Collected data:
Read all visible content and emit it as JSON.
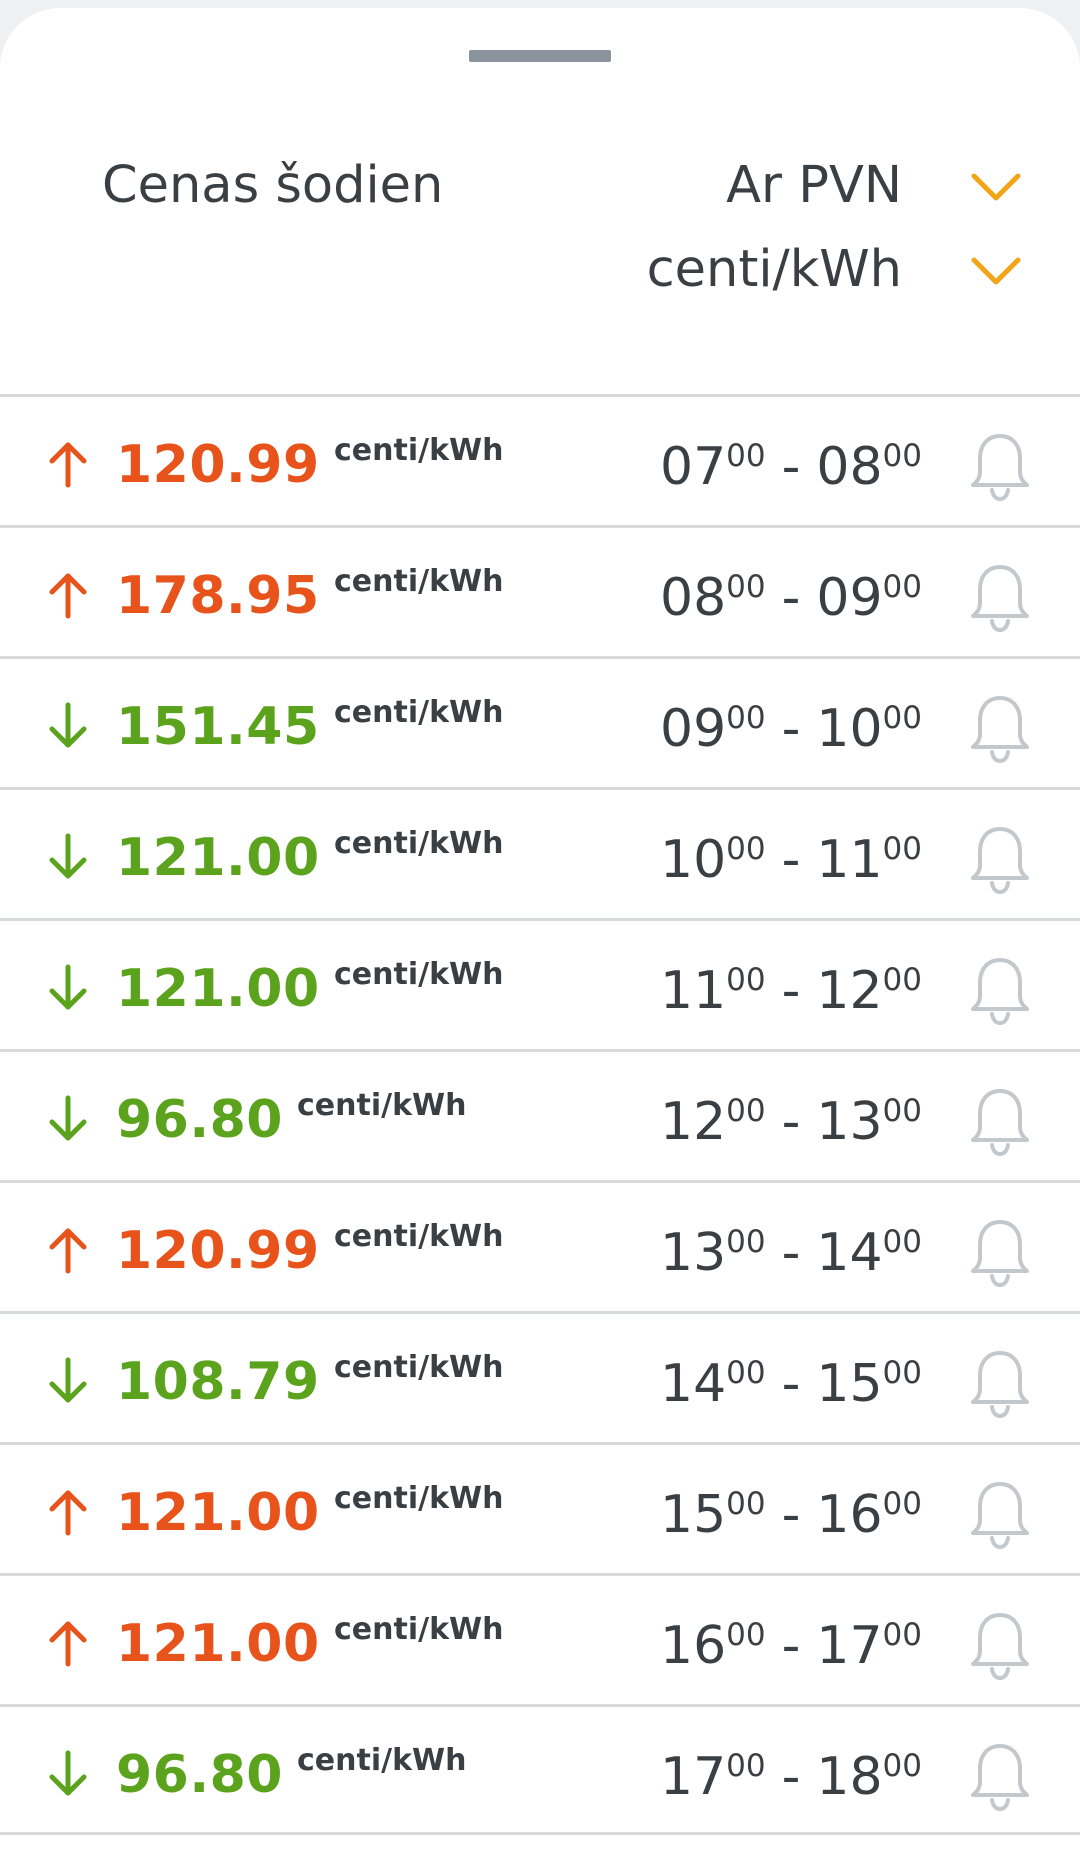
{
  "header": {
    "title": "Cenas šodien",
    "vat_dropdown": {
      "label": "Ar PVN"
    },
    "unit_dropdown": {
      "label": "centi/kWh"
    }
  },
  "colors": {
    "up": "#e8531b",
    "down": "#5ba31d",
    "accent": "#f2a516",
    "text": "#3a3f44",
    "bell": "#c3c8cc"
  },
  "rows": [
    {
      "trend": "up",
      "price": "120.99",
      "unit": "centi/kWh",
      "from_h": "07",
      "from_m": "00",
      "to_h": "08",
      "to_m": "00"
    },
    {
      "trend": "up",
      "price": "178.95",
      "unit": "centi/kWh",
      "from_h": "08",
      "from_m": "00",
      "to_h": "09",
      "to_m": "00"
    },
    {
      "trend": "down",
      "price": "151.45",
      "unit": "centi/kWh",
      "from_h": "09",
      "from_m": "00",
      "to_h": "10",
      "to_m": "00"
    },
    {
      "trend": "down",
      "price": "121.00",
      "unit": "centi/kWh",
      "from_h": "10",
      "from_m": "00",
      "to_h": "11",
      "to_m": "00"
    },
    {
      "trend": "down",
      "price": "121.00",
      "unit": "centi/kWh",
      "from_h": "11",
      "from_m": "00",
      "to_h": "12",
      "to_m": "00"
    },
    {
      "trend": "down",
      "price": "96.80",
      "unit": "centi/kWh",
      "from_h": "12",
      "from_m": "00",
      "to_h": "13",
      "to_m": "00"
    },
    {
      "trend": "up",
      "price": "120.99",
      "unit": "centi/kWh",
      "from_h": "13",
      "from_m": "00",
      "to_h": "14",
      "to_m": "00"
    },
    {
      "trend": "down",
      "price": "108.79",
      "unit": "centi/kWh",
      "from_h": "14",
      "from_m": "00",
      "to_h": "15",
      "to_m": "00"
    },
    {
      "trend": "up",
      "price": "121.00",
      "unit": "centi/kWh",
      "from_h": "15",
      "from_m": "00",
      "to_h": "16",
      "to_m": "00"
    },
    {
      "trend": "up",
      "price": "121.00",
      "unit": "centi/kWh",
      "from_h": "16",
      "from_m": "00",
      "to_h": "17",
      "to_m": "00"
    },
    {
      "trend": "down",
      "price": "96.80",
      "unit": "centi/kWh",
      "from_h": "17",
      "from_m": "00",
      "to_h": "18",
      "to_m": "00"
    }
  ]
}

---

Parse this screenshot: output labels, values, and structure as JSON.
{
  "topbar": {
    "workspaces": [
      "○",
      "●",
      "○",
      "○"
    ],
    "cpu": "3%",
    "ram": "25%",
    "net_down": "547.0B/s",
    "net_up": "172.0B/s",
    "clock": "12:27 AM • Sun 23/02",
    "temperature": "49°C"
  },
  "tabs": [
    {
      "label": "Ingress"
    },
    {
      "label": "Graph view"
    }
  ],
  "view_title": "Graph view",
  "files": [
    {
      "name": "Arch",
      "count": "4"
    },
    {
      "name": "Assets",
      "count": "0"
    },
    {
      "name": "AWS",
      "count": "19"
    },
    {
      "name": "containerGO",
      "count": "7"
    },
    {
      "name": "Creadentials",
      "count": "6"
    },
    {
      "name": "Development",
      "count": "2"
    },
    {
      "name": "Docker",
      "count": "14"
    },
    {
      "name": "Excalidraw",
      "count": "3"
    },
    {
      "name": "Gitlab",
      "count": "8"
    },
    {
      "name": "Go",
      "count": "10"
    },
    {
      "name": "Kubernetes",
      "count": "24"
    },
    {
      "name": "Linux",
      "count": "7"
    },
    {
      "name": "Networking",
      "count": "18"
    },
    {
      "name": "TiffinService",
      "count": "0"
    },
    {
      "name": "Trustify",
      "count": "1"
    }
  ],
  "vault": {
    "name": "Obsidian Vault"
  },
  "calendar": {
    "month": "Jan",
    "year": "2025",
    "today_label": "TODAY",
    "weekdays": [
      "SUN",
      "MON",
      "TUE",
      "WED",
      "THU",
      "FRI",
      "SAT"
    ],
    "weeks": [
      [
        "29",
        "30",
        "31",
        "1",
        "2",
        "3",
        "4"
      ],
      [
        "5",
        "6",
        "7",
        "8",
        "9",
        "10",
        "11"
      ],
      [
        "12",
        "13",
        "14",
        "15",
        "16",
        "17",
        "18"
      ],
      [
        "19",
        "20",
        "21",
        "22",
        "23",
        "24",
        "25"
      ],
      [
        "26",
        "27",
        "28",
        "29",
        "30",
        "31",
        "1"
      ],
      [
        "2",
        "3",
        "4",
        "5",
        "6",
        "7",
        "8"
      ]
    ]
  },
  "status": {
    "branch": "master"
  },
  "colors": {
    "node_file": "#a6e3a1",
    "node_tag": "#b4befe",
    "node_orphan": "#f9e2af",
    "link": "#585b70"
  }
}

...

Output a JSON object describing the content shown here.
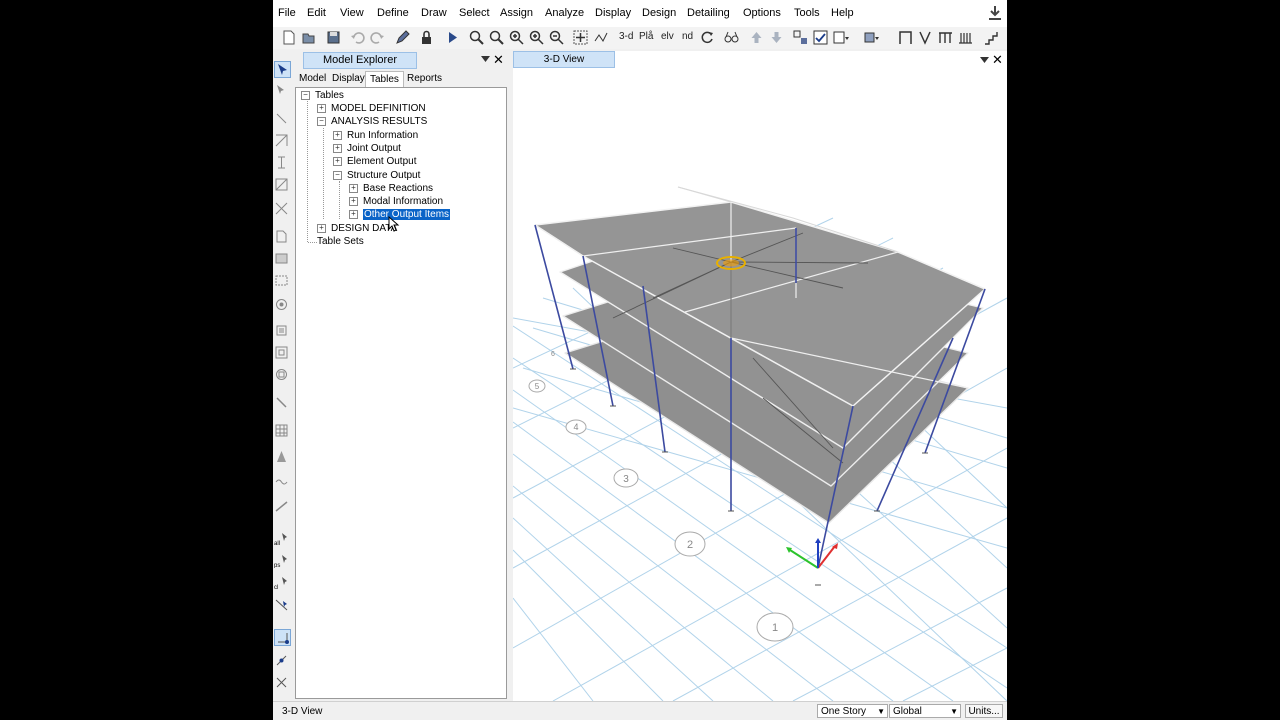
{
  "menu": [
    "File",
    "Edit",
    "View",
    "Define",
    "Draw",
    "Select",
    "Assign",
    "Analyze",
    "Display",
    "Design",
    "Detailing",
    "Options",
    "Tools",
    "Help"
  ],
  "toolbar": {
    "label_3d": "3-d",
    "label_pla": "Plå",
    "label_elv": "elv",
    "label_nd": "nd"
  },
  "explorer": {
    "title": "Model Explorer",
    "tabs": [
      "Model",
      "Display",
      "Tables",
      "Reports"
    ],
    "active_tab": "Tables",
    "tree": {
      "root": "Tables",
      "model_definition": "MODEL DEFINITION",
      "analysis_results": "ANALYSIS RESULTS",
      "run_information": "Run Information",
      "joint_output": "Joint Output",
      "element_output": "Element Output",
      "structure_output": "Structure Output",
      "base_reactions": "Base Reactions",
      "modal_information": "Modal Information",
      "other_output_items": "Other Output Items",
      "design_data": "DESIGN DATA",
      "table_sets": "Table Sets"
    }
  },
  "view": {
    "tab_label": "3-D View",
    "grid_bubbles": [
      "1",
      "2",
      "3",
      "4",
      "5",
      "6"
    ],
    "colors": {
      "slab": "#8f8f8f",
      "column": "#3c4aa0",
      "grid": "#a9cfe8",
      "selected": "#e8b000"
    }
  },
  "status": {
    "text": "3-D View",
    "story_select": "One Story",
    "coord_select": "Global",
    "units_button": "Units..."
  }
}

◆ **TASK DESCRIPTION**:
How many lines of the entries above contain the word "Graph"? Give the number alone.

◆ **RESPONSE BOX**:
2